The dynamics of shifting training emphasis over the course of a season should also be reflected in a training career. Younger swimmers should focus their training activities on learning, occasionally spending time with performance training to help ensure that the acquired skills can be demonstrate in competition.

In contrast, older swimmers will likely spend more of their time with performance-oriented tasks as they should have developed a broader base of the skills required for competing effectively. Both types of training are required for both types of swimmers. It a matter of achieving a balance that reflects the needs of the swimmers in question, and exceptions certainly exist.


As coaches, we’re trying to get the best out of our swimmers every day. This is critical if swimmers are going to be successful in the long-term. This is often reflected in swimming fast on a daily basis. However, ‘getting the best’ is not necessarily the same as performing the best. There are some activities that allow swimmers to perform to their potential, yet don’t necessarily result in improved performance. They simply demonstrate it. If we continue to focus in this area, it can compromise long-term improvement.

There needs to be an equal focus on learning throughout the training process. This type of training might not result in performances on any one day, yet it will result in improved performances over time. It’s okay if performance is lower, as long as learning is being facilitated. In some cases, this may be required for learning to happen.
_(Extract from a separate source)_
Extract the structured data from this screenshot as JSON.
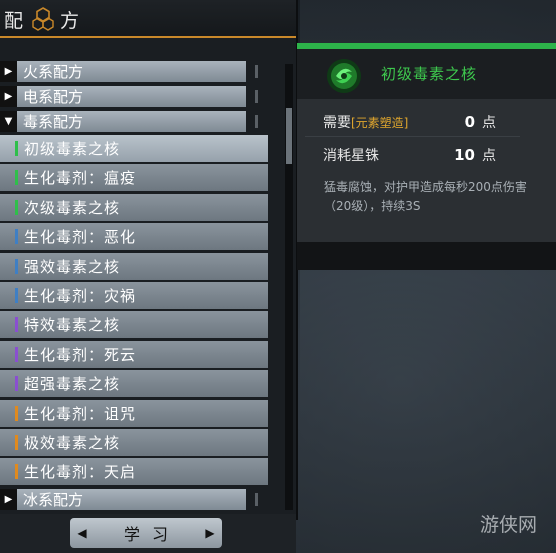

Learning and performing are both integral components of developing fast swimming. While one is not more important than the other, there tends to be a focus on performance driven training at the expense of learning. With a shift towards learning-based training sets and sessions, we can help to ensure that long-term progress is possible for all of our swimmers.


bottom of page